Records supplied:
************

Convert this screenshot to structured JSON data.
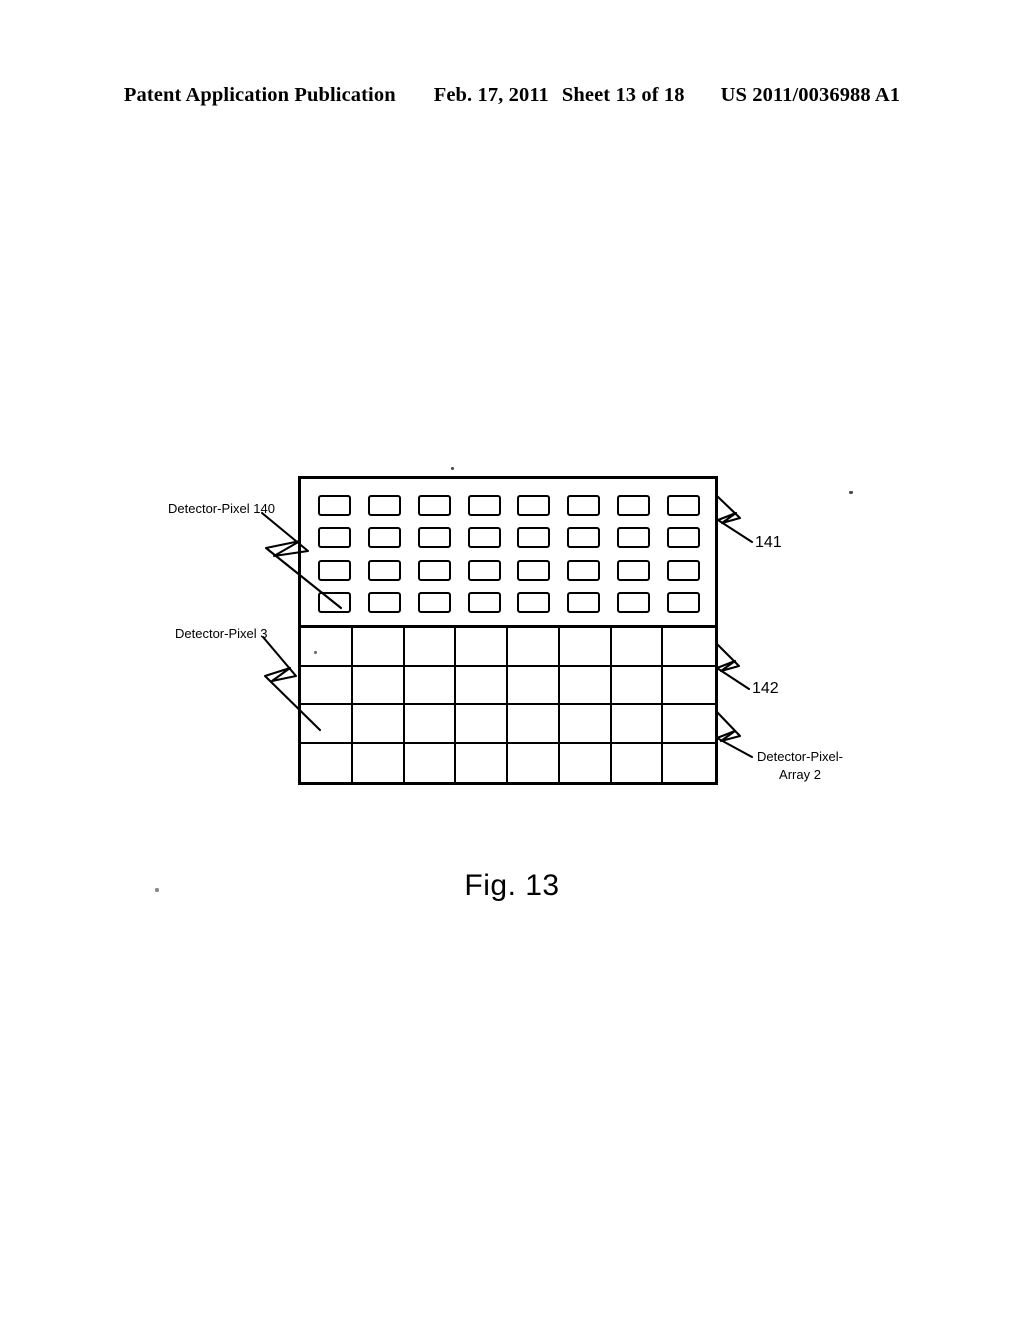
{
  "header": {
    "publication": "Patent Application Publication",
    "date": "Feb. 17, 2011",
    "sheet": "Sheet 13 of 18",
    "patent_number": "US 2011/0036988 A1"
  },
  "figure": {
    "caption": "Fig. 13",
    "labels": {
      "detector_pixel_140": "Detector-Pixel 140",
      "detector_pixel_3": "Detector-Pixel 3",
      "ref_141": "141",
      "ref_142": "142",
      "detector_pixel_array_2_line1": "Detector-Pixel-",
      "detector_pixel_array_2_line2": "Array 2"
    },
    "upper_region": {
      "columns": 8,
      "rows": 4,
      "pixel_count": 32
    },
    "lower_region": {
      "columns": 8,
      "rows": 4,
      "cell_count": 32
    },
    "colors": {
      "ink": "#000000",
      "paper": "#ffffff"
    }
  }
}
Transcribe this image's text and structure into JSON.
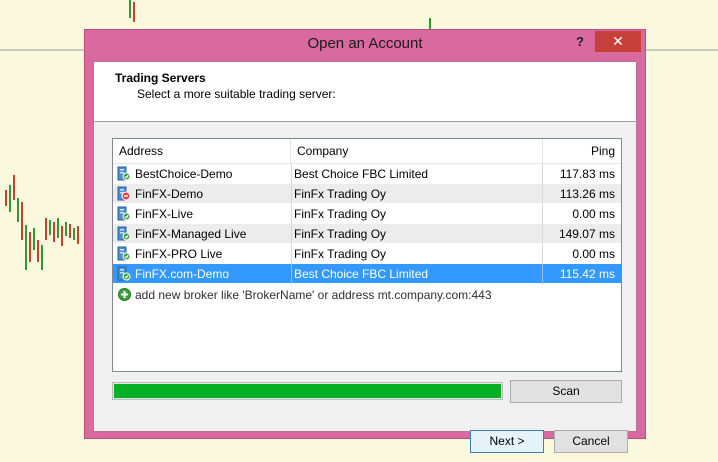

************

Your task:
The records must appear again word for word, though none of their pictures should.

Exercise response:
Convert this screenshot to structured JSON data.
{
  "header": {
    "publication": "Patent Application Publication",
    "date": "Feb. 17, 2011",
    "sheet": "Sheet 13 of 18",
    "patent_number": "US 2011/0036988 A1"
  },
  "figure": {
    "caption": "Fig. 13",
    "labels": {
      "detector_pixel_140": "Detector-Pixel 140",
      "detector_pixel_3": "Detector-Pixel 3",
      "ref_141": "141",
      "ref_142": "142",
      "detector_pixel_array_2_line1": "Detector-Pixel-",
      "detector_pixel_array_2_line2": "Array 2"
    },
    "upper_region": {
      "columns": 8,
      "rows": 4,
      "pixel_count": 32
    },
    "lower_region": {
      "columns": 8,
      "rows": 4,
      "cell_count": 32
    },
    "colors": {
      "ink": "#000000",
      "paper": "#ffffff"
    }
  }
}
Transcribe this image's text and structure into JSON.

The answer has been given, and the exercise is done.